──────── Records for the task

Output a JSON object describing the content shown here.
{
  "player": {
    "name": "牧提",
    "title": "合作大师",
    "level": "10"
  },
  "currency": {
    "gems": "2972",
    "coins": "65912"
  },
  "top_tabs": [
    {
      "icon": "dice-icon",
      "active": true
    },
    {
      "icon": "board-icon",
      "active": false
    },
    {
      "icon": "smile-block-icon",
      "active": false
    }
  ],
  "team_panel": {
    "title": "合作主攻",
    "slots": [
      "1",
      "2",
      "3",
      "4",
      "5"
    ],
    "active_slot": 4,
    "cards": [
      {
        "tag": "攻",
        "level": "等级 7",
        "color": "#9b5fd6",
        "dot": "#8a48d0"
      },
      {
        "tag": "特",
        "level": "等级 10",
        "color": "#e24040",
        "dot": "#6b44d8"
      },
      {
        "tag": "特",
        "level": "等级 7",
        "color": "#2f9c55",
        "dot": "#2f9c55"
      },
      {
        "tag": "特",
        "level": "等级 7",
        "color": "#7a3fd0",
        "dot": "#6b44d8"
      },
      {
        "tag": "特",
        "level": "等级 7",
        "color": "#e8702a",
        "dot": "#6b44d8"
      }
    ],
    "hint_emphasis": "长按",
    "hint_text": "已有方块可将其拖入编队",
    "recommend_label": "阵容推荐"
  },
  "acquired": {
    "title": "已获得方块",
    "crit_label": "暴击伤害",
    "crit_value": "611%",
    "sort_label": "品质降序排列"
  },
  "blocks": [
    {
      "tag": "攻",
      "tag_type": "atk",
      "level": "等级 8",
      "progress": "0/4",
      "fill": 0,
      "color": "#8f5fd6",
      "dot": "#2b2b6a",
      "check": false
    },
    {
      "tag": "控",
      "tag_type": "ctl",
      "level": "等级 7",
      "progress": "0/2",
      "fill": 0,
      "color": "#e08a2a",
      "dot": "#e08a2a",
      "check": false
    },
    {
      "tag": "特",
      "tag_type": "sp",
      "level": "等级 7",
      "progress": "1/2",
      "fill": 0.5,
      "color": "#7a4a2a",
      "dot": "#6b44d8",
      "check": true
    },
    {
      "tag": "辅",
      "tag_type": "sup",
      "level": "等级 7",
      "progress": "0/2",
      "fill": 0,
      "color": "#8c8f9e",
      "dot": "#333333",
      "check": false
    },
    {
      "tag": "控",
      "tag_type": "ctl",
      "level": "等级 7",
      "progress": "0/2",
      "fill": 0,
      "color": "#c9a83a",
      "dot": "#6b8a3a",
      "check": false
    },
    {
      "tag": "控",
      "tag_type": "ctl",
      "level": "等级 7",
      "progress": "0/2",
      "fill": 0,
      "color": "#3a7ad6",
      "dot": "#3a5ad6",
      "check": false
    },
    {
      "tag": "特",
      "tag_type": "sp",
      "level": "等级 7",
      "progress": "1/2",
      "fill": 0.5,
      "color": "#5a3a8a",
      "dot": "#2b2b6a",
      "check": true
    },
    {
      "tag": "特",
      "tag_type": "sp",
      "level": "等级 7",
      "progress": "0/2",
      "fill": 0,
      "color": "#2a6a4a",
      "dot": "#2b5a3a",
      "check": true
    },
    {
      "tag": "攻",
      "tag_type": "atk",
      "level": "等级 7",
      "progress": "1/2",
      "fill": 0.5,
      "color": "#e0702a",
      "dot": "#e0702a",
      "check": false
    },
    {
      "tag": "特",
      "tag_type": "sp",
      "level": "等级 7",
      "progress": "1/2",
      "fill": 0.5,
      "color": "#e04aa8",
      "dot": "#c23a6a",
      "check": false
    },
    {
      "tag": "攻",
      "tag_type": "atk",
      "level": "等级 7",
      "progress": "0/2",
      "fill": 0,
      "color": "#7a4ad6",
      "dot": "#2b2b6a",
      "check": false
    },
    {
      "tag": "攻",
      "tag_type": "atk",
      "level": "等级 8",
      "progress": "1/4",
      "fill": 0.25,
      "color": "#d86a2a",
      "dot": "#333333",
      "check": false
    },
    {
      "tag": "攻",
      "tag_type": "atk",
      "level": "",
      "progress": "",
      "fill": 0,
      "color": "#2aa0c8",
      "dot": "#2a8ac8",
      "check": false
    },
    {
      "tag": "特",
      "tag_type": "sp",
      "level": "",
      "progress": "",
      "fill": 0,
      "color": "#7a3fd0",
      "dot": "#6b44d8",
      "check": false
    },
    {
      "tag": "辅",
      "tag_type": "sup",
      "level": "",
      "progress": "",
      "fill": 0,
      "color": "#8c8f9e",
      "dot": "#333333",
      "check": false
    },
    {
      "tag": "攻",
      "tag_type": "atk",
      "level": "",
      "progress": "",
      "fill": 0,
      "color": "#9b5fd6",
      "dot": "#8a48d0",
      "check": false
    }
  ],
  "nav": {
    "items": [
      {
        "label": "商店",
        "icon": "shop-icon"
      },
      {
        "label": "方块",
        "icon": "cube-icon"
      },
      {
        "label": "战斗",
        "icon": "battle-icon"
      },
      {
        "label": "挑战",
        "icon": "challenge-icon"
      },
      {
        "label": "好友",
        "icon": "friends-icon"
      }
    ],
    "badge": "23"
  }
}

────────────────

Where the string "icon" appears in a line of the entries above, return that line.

      "icon": "dice-icon",
      "icon": "board-icon",
      "icon": "smile-block-icon",
        "icon": "shop-icon"
        "icon": "cube-icon"
        "icon": "battle-icon"
        "icon": "challenge-icon"
        "icon": "friends-icon"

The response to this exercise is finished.